If you then unpassed the 10:00am one, it will jump back where it once was, but since the 11:00am mailout is going, it won't restart until either the 11:00 am mailout has unexpectantly stopped, or the 11:00am mailout has finished.
Mass Mailings can become stale, meaning, they've been inactive in mail sending for a specific period of time and won't automatically restart. This is to stop mailings that, for whatever reason, aren't active not become all of a sudden, active and start sending out a message that may be a little bit old in the news department.
By default, mailouts that haven't sent anything in a day are considered stale.
You may change this time in the Config.pm variable,
$MAILOUT_STALE_AFTER, which expresses this time in seconds.
If you can help in fleshing this list out, it would be really helpful to me - contact us via the boards: http://dadamailproject.com/support/boards or the mailing list: http://dadamailproject.com/cgi-bin/dada/mail.cgi/list/dadadev/ and let us know!

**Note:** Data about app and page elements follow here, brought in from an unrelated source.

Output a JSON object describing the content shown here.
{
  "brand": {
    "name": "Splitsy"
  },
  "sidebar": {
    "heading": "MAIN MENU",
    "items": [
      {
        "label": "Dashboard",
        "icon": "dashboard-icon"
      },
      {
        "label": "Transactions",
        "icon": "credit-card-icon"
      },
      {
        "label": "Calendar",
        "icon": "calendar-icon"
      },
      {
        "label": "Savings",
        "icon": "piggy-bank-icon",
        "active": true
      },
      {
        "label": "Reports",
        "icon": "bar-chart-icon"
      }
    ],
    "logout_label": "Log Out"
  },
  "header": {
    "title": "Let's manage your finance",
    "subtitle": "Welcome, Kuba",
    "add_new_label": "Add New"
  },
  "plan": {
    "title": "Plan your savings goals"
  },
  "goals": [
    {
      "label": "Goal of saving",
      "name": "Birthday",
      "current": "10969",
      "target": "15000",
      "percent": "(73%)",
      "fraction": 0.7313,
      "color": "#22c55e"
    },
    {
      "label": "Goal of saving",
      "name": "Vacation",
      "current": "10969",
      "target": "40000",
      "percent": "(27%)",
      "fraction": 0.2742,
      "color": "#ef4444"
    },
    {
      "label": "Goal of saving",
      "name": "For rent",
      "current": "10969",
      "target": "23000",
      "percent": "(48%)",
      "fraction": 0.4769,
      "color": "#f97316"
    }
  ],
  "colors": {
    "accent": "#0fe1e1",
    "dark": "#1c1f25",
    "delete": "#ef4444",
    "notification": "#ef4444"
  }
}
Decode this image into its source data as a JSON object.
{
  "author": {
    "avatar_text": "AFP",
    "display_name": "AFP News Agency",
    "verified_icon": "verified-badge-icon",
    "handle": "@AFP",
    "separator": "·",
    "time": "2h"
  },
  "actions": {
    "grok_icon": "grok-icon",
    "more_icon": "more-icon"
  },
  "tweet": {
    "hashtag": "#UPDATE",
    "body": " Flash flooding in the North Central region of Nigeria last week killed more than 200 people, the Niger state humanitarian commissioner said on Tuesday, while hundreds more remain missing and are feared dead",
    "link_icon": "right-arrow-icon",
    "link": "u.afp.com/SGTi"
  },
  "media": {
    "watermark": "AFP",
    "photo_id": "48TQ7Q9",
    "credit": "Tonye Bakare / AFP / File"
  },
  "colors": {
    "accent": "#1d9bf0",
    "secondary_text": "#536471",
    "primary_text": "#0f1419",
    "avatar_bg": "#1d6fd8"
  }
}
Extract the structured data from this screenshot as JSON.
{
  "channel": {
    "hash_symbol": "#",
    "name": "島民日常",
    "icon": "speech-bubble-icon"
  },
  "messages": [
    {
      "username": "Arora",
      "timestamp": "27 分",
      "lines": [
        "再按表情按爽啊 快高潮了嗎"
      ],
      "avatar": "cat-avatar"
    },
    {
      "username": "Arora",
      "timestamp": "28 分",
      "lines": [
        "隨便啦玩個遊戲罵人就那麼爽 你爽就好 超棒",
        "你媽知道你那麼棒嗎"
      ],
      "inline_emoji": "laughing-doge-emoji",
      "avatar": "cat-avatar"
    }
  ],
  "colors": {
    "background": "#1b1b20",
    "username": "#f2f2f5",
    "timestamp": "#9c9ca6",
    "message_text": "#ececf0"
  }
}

Why do my email messages keep getting returned?
If your emails keep getting returned with the message "Unrouteable Domain", then you have exceeded your hourly limit for outbound mail.
There is a default limit on all accounts of 50 messages sent per hour. This is a policy to help control spam on the internet and does not apply to your inbound email. You can receive as many emails as will fit in the accounts quota.
If you have a legitemate need for more email capacity on your account please let us know with a detailed explaination of why and we will gladly accomodate your needs.
Take note of that last response - it looks like they basically want you to let them know what you're doing. That's pretty responsible of them.
Also take note of this FAQ: http://helpdesk.bluehost.com/kb/index.php
Which states that you won't want to use SMTP sending on Bluehost.
Some notes from a BlueHost User:
BlueHost's default limit can be as low as a puny 50/hour, in the name of spam prevention. But they will happily lift that to a maximum of 500/hour if you call their (excellent, toll-free, 24/7) support line and present even a shred of evidence that your need is legitimate.
But increasing your hourly limit and configuring batch sending will still not get you going on BlueHost. Their servers are configured to kill the kind of processes that Dada spawns after about one minute.
Where does that leave you? Two options, I think:
If you upgrade your BlueHost service to a dedicated IP address (at the cost of $30 per year), they lift the process time limit. Before the advent of the auto pickup feature, this would have been the only solution.
In theory, auto pickup should do the trick, since any polite-sized batch should be completed in under a minute -- long before BlueHost kills the sending process. But I haven't tested this approach on BlueHost, so I can't swear that it'll work.
According to http://wiki.dreamhost.com/index.php/Smtp-quota
DreamHost enforces outbound mail quotas. While trying to send mail, if you receive an error message which mentions "Quota Exceeded," you have surpassed your mail sending quota. If you hit this quota 2 or more times, your sending ability will be disabled until you contact support. In your support request, please include your email username and email address.
The outbound quota is 100 recipients / hour.
Please note this is NOT 100 emails per hour. A single email to 100 people in the CC/BCC fields would consume your entire quota.
For this host, you would definetely want to set batching, at a rate of 1 email, every 37 seconds or so. This limit is pretty strict.